Varsity blues by Trevor Plumbly

On our annual visit to Auckland University’s Visual Science Faculty, five of us ‘blindies’ do a Q&A panel session with students as part of low vision day. I love these days; I can’t see the faces, but the energy in the theatre is contagious. However, the warm fuzzies cool down after a couple of days and I get whimsical. As a lad I never had a serious education; the income from a paper round was deemed more important to the family than a structured mind. So, ill-equipped and a little resentful, I… Read More

Shots from the bunker by Trevor Plumbly

All together now! One of the blokes on the radio the other day was banging on about community spirit and it struck a bit of a nerve. So I’ve taken to sitting on the porch and it’s surprising how many passers-by are happy to chat. One was a young guy from up the road who’s really into this together stuff. He urged us to stand at the gate at 7-00pm to applaud our front line workers. This evoked tales of the London blitz in WW2: the camaraderie, British Bulldogs and all that… Read More

Way to go! By Trevor Plumbly

I know I bang on about it a bit, but this age thing is starting to get to me. Lots of old fogies tranquilise themselves with verbal crap like ‘You’re only as old as you feel’ in an attempt to ignore the inevitable. Apart from a few odd-bods, for most of us ‘dead is dead’ and I’m OK with that; what’s fascinating to me is how it gets handled these days as opposed to the ‘gently drawn sable curtain’ approach. Dying was a big deal in Victorian times: regardless of your achievements… Read More

From squo to woe by Trevor Plumbly

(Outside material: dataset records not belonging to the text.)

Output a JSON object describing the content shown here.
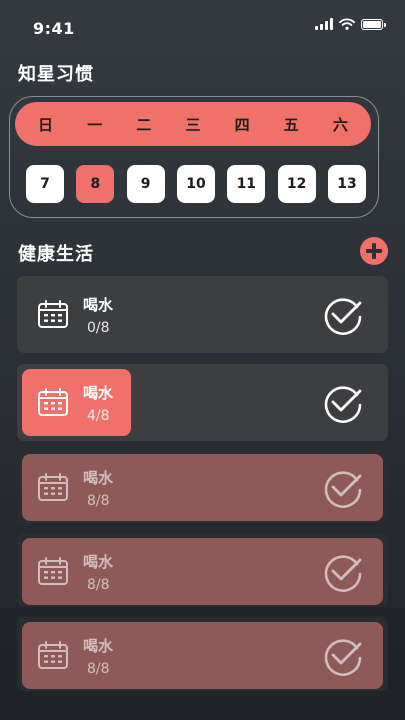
{
  "status_bar": {
    "time": "9:41",
    "battery_level": 1.0
  },
  "header": {
    "title": "知星习惯"
  },
  "calendar": {
    "weekdays": [
      "日",
      "一",
      "二",
      "三",
      "四",
      "五",
      "六"
    ],
    "dates": [
      "7",
      "8",
      "9",
      "10",
      "11",
      "12",
      "13"
    ],
    "selected_date": "8"
  },
  "section": {
    "title": "健康生活",
    "add_icon": "plus-circle-icon"
  },
  "habits": [
    {
      "title": "喝水",
      "count": "0/8",
      "progress": 0.0,
      "icon": "calendar-icon",
      "check_icon": "checkmark-circle-icon"
    },
    {
      "title": "喝水",
      "count": "4/8",
      "progress": 0.5,
      "icon": "calendar-icon",
      "check_icon": "checkmark-circle-icon"
    },
    {
      "title": "喝水",
      "count": "8/8",
      "progress": 1.0,
      "icon": "calendar-icon",
      "check_icon": "checkmark-circle-icon"
    },
    {
      "title": "喝水",
      "count": "8/8",
      "progress": 1.0,
      "icon": "calendar-icon",
      "check_icon": "checkmark-circle-icon"
    },
    {
      "title": "喝水",
      "count": "8/8",
      "progress": 1.0,
      "icon": "calendar-icon",
      "check_icon": "checkmark-circle-icon"
    }
  ],
  "colors": {
    "accent": "#f0716a",
    "done": "#8e5a58",
    "card": "#3d3e40"
  }
}
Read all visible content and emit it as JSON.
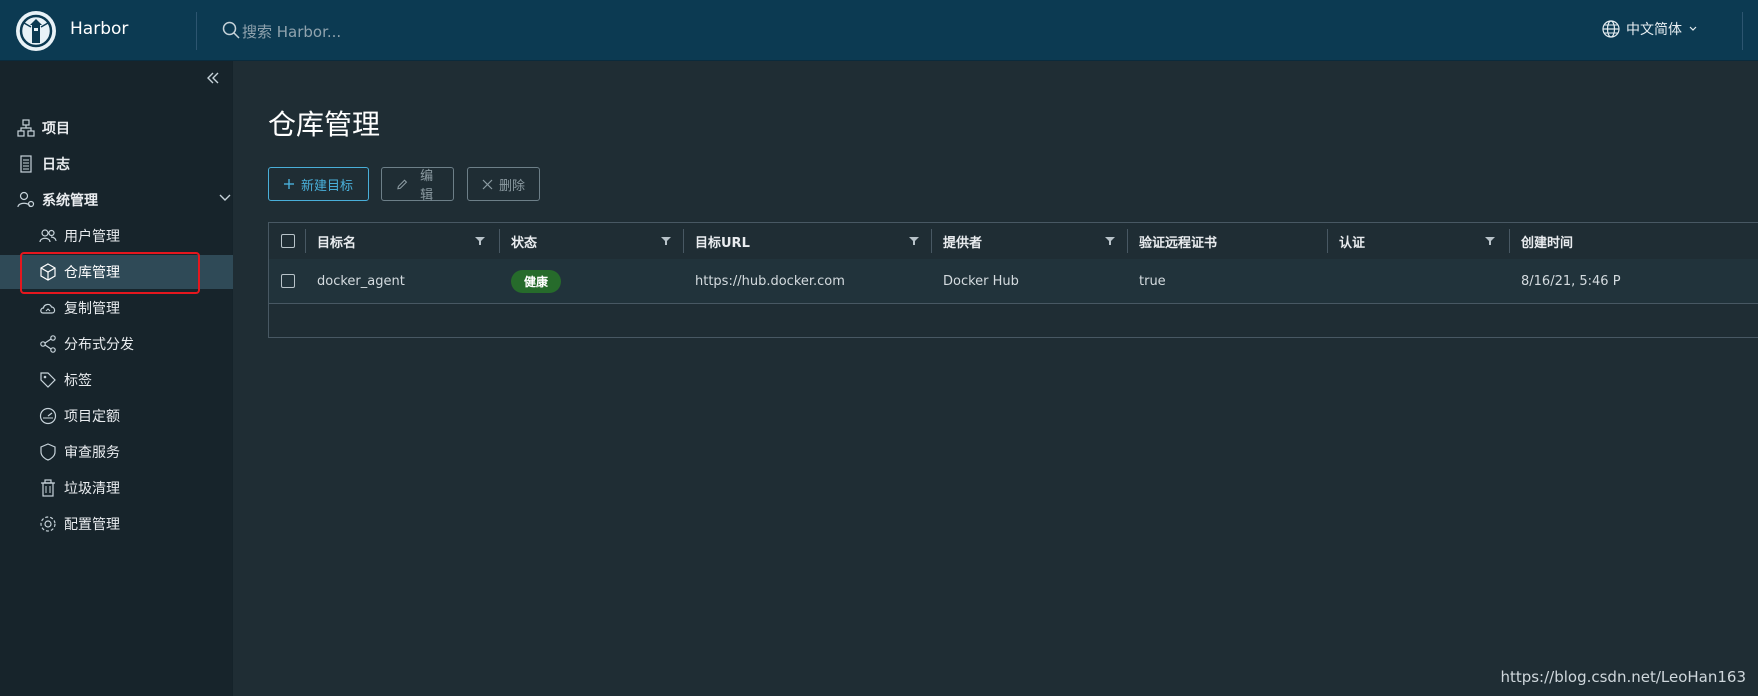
{
  "header": {
    "app_name": "Harbor",
    "search_placeholder": "搜索 Harbor...",
    "language": "中文简体"
  },
  "sidebar": {
    "collapse_icon": "double-chevron-left-icon",
    "items": [
      {
        "label": "项目",
        "icon": "project-icon"
      },
      {
        "label": "日志",
        "icon": "log-icon"
      },
      {
        "label": "系统管理",
        "icon": "admin-icon"
      }
    ],
    "sub_items": [
      {
        "label": "用户管理",
        "icon": "users-icon"
      },
      {
        "label": "仓库管理",
        "icon": "registry-icon",
        "active": true
      },
      {
        "label": "复制管理",
        "icon": "cloud-icon"
      },
      {
        "label": "分布式分发",
        "icon": "share-icon"
      },
      {
        "label": "标签",
        "icon": "tag-icon"
      },
      {
        "label": "项目定额",
        "icon": "quota-icon"
      },
      {
        "label": "审查服务",
        "icon": "shield-icon"
      },
      {
        "label": "垃圾清理",
        "icon": "trash-icon"
      },
      {
        "label": "配置管理",
        "icon": "gear-icon"
      }
    ]
  },
  "main": {
    "title": "仓库管理",
    "buttons": {
      "new": "新建目标",
      "edit": "编辑",
      "delete": "删除"
    },
    "table": {
      "headers": [
        "目标名",
        "状态",
        "目标URL",
        "提供者",
        "验证远程证书",
        "认证",
        "创建时间"
      ],
      "rows": [
        {
          "name": "docker_agent",
          "status": "健康",
          "url": "https://hub.docker.com",
          "provider": "Docker Hub",
          "verify_cert": "true",
          "auth": "",
          "created": "8/16/21, 5:46 P"
        }
      ]
    }
  },
  "watermark": "https://blog.csdn.net/LeoHan163",
  "colors": {
    "topbar": "#0c3a52",
    "sidebar": "#17242b",
    "main": "#1f2d34",
    "accent": "#49afd9",
    "status_ok": "#266b2b",
    "highlight": "#e5171e"
  }
}
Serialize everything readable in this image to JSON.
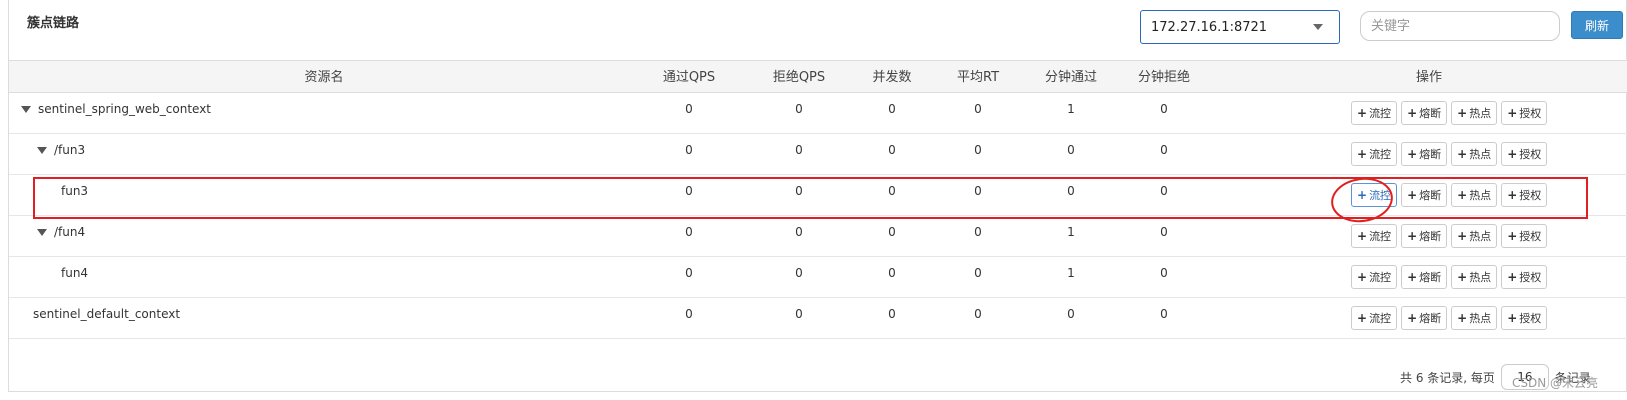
{
  "panel": {
    "title": "簇点链路"
  },
  "toolbar": {
    "machine": "172.27.16.1:8721",
    "search_placeholder": "关键字",
    "refresh_label": "刷新"
  },
  "table": {
    "headers": [
      "资源名",
      "通过QPS",
      "拒绝QPS",
      "并发数",
      "平均RT",
      "分钟通过",
      "分钟拒绝",
      "操作"
    ],
    "op_labels": [
      "流控",
      "熔断",
      "热点",
      "授权"
    ],
    "rows": [
      {
        "name": "sentinel_spring_web_context",
        "pass_qps": "0",
        "block_qps": "0",
        "concurrency": "0",
        "avg_rt": "0",
        "min_pass": "1",
        "min_block": "0"
      },
      {
        "name": "/fun3",
        "pass_qps": "0",
        "block_qps": "0",
        "concurrency": "0",
        "avg_rt": "0",
        "min_pass": "0",
        "min_block": "0"
      },
      {
        "name": "fun3",
        "pass_qps": "0",
        "block_qps": "0",
        "concurrency": "0",
        "avg_rt": "0",
        "min_pass": "0",
        "min_block": "0"
      },
      {
        "name": "/fun4",
        "pass_qps": "0",
        "block_qps": "0",
        "concurrency": "0",
        "avg_rt": "0",
        "min_pass": "1",
        "min_block": "0"
      },
      {
        "name": "fun4",
        "pass_qps": "0",
        "block_qps": "0",
        "concurrency": "0",
        "avg_rt": "0",
        "min_pass": "1",
        "min_block": "0"
      },
      {
        "name": "sentinel_default_context",
        "pass_qps": "0",
        "block_qps": "0",
        "concurrency": "0",
        "avg_rt": "0",
        "min_pass": "0",
        "min_block": "0"
      }
    ]
  },
  "footer": {
    "total_text": "共 6 条记录, 每页",
    "page_size": "16",
    "suffix": "条记录"
  },
  "watermark": "CSDN @宋云亮",
  "colors": {
    "accent": "#3c8dcc",
    "highlight": "#e02020"
  }
}
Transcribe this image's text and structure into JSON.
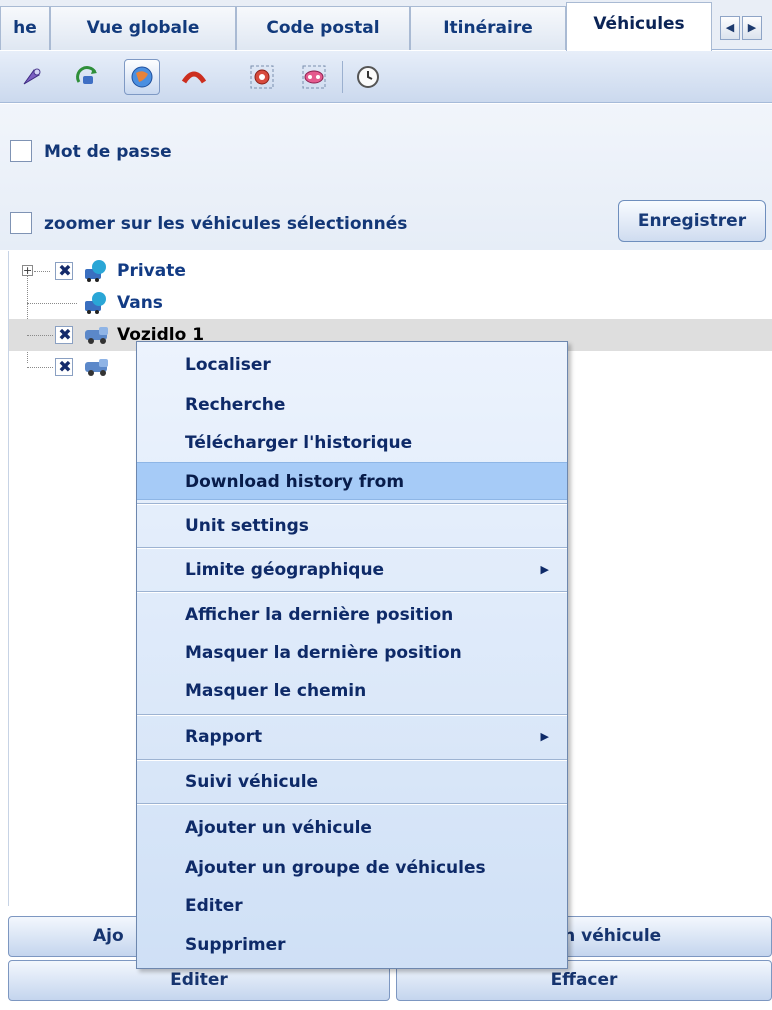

The older I get the less polite I’m inclined to be about things that really piss me off. Bad language I dislike it when people tinker with things that are working OK, like words. We’re losing the battle against geek-speak every day and these bright sparks are continually cooking up acronyms and verbal obscurities which we swallow without question, not wanting to look dumb. Though not well educated in the full sense of the term, I do have a regard for clarity. Computer programmers however, loathe simplicity and neither do they fight… Read More

The golden past by Susan Grimsdell

It seems to be a human tendency to look back on the way we were in the past somewhat fondly, through rose-tinted glasses in fact. A variation on the age-old “things were better in my day!”  can be heard wherever and whenever a group of oldies gets together.  This enhancement of memories of how good we were compared to how ghastly the current generation is, has been going on since the beginning of recorded history. Back in the day In the 8th century BC  Hesiod said: “I see no hope for the… Read More